Originally published in Island Ad-Vantages, February 11, 2021
Fight over the loading platform at the Fish Pier
Town to hire engineering firm to assess its condition
The Harbor Committee backpedaled on tearing down the loading platform on the Fish Pier after the lobster buyer who uses it, Jim Eaton, sued the town over the decision. The committee voted 4-0 with one abstention at its monthly meeting on February 9. Ryan Larrabee abstained because he said he hadn’t previously voted to remove the structure.
The Stonington Select Board in December upheld the Harbor Committee’s original decision to get rid of the loading platform.
Immediately after the February 9 Harbor Committee meeting, the Stonington Select Board met with its lawyer in executive session to discuss Eaton’s lawsuit. The outcome was to hire an engineering firm to do an assessment and opinion on the platform’s condition, Town Manager Kathleen Billings said in an email.
Billings said the select board decided to hire an engineer because of conflicting information and multiple votes from past Harbor Committee meetings about the use, condition and safety of the platform. The vote after the executive session was 3-1, with Selectman Donna Brewer voting no. Selectman John Steed was absent.

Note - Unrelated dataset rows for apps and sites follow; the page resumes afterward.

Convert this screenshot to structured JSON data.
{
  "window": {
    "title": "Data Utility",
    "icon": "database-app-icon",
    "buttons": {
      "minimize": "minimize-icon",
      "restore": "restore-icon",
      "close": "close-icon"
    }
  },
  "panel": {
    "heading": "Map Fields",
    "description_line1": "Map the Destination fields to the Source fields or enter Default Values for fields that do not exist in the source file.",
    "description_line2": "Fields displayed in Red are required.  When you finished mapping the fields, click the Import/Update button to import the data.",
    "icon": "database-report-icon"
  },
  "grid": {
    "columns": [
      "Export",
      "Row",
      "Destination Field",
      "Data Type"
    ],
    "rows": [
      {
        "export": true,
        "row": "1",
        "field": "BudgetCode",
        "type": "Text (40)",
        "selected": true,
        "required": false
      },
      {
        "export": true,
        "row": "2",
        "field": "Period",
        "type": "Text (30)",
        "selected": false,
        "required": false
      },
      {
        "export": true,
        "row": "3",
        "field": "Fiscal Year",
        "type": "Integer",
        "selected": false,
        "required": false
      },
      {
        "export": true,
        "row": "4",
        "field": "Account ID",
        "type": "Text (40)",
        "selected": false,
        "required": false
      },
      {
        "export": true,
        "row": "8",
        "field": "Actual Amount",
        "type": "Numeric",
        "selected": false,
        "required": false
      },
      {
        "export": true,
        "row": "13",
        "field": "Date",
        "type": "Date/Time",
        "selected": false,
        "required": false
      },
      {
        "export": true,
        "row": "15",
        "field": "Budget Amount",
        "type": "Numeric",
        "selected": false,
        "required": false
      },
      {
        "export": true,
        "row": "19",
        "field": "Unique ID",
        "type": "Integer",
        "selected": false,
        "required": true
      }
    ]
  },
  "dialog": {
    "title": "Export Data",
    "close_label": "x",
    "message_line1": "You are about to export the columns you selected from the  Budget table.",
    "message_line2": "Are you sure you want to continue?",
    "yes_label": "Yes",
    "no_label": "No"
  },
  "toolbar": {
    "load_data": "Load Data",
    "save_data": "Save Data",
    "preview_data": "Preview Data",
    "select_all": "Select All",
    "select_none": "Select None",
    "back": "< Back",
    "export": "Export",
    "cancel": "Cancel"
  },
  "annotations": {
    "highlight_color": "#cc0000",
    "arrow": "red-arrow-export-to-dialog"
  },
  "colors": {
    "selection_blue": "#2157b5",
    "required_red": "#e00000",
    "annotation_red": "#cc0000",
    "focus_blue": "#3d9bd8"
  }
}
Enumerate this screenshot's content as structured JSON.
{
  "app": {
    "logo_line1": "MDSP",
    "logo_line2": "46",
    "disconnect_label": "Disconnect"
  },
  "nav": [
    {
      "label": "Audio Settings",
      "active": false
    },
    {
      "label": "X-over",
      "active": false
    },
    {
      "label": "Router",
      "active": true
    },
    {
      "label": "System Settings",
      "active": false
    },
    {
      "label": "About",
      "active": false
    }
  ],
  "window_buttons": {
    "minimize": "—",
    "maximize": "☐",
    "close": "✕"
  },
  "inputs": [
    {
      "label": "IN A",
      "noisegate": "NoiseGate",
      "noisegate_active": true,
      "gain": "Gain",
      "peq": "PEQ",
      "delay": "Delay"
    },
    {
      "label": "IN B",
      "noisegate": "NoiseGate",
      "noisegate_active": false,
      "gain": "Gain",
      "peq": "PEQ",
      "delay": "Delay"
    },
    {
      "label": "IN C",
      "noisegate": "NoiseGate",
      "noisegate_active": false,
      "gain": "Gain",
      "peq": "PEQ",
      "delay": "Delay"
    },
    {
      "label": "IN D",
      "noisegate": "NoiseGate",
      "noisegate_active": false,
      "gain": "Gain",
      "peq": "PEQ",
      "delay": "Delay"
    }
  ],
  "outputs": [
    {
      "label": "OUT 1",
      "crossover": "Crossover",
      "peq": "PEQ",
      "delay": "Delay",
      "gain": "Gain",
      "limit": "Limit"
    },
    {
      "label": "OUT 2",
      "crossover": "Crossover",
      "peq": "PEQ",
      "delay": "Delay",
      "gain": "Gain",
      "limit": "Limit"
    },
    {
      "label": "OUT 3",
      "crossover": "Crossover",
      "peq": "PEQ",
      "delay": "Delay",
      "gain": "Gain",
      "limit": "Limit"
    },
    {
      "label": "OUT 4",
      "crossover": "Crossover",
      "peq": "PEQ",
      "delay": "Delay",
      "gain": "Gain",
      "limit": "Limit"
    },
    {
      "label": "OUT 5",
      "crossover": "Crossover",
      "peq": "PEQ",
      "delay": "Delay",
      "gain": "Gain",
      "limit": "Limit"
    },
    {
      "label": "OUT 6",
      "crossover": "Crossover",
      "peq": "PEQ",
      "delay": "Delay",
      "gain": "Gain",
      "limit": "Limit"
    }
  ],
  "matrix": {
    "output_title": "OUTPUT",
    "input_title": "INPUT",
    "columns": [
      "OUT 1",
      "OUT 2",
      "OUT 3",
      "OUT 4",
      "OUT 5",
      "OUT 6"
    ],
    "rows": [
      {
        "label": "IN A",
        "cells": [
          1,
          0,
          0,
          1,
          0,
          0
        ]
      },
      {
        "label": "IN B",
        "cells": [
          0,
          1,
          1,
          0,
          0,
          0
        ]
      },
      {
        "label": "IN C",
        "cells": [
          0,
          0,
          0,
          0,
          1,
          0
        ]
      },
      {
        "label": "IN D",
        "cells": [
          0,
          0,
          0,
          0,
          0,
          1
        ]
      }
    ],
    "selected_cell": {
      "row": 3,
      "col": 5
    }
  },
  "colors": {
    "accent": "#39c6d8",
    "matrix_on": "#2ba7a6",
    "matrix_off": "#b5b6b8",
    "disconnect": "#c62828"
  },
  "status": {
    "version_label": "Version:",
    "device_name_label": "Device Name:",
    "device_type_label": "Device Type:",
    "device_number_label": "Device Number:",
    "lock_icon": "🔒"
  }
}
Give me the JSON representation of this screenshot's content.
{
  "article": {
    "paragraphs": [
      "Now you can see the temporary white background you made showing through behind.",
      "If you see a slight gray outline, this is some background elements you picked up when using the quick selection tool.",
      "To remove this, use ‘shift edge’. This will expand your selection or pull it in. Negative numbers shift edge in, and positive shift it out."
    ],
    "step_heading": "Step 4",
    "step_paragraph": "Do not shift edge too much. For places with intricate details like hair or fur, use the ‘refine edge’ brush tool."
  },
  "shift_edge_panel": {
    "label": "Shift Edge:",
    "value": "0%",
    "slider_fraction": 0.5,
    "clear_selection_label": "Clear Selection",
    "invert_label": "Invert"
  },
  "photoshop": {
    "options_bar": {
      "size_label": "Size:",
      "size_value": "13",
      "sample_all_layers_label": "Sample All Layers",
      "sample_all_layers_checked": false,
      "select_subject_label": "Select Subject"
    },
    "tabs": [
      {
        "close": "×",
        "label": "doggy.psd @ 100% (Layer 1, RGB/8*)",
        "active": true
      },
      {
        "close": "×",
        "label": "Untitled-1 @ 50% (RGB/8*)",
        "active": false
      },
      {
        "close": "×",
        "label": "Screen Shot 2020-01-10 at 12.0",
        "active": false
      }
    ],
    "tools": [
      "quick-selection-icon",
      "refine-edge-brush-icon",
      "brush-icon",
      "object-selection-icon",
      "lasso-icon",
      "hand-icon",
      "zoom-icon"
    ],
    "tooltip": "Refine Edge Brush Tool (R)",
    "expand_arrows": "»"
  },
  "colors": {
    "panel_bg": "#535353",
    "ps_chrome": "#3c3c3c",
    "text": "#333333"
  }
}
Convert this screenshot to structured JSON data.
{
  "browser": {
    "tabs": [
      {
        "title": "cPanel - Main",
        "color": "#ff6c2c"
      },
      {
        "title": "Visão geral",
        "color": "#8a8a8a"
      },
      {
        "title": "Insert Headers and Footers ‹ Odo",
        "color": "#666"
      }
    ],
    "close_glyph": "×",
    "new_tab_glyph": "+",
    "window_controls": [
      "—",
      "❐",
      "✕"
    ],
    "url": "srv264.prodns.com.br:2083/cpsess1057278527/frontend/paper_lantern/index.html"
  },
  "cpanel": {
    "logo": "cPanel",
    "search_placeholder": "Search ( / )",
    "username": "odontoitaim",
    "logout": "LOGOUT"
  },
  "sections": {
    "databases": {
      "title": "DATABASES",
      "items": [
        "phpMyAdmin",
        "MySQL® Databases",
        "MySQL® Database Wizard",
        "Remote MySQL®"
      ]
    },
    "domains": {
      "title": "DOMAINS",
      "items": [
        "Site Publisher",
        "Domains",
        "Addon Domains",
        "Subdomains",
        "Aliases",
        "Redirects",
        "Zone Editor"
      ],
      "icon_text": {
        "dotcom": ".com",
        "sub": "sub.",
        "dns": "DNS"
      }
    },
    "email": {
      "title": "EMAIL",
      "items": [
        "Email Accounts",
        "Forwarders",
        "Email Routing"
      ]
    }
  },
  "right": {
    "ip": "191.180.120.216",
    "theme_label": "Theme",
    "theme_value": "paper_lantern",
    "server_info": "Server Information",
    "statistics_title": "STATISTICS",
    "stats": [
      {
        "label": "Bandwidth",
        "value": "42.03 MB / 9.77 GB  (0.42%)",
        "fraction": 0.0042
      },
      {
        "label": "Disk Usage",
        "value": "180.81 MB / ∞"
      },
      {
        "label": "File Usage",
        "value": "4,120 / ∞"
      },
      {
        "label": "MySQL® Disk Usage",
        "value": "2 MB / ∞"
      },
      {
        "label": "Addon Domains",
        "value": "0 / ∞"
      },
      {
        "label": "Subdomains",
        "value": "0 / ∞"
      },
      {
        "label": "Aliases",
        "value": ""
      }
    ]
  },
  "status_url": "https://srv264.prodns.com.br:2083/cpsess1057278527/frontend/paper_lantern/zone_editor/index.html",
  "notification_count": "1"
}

Eaton’s use of the loading platform has been controversial because of crowding at the Fish Pier and disagreement over its condition. Marsden Brewer, who runs an aquaculture operation, told the select board in December that Fish Pier capacity could be increased by 20 percent if the structure were taken down. At the same meeting, Donna Brewer said Eaton’s tractor-trailer “takes up a lot of space.”
Billings said the select board hoped the engineering review could be done by its March 1 meeting.
Jim Eaton, a Brooksville resident, said in his January 15 lawsuit that his Sunshine Seafood business would be “substantially disrupted” without the use of the loading platform. He said he expected it to be there when he paid $11,940 in permits and licenses on November 3, 2020.
“All I want is to be treated fair,” Eaton said in a phone interview. He said the platform roof needs to be replaced, and he’s willing to pay for it. Otherwise, it’s safe, he said.
As many as 20 other people use the platform over the course of a year, he said, including a starfish harvester. He said he does use it more than others.
Eaton also said he hadn’t been personally notified of the meetings that decided to tear down the platform. Billings in her email pointed out that notices of the regularly scheduled meetings were posted at various sites and on the town website. In addition, Sunshine Seafood had been directly notified of them, she said.
At the February 9 Harbor Committee meeting, Chairman Hilton Turner moved to rescind the previous vote to get rid of the platform. He argued that Sunshine Seafood and the other big dealer—Damon Family Lobster Co.—effectively subsidize others who use the Fish Pier. Four other lobster buyers have permits to use the pier. Of those, two were recently granted permits.
“If we drive the buyers away, we’ll have to raise fees,” Turner said. “We have to be careful how far we push because we need the business.”
Justin Boyce seconded Turner’s motion to avoid the hassle [of a lawsuit], he said.
The select board has estimated Eaton’s lawsuit would cost the town as much as $40,000 in legal fees.
Sunshine Seafood has run a lobster wholesale business on the Fish Pier since 2010. The platform has been used as a buying station and for loading and unloading fishing vessels since the early 1980s.
Ryan Larrabee said at the Harbor Committee meeting that the ordinance governing the Fish Pier allows for first-come, first-serve use of space. “That’s the way it lays in the ordinance,” he said. That ordinance is being updated. Currently, the select board is reviewing the Harbor Committee’s draft with the intention of presenting a new ordinance at Town Meeting.
Harbor Committee member Isaac Dworsky said he wondered if the addition of two more buyers in the past few months would create an issue.
“They have to share,” Turner said. “If they don’t, that’s when the harbormaster has to put his foot down.”
Harbormaster Bob Blake, also in attendance, said he’d go along with whatever the Harbor Committee decided to do.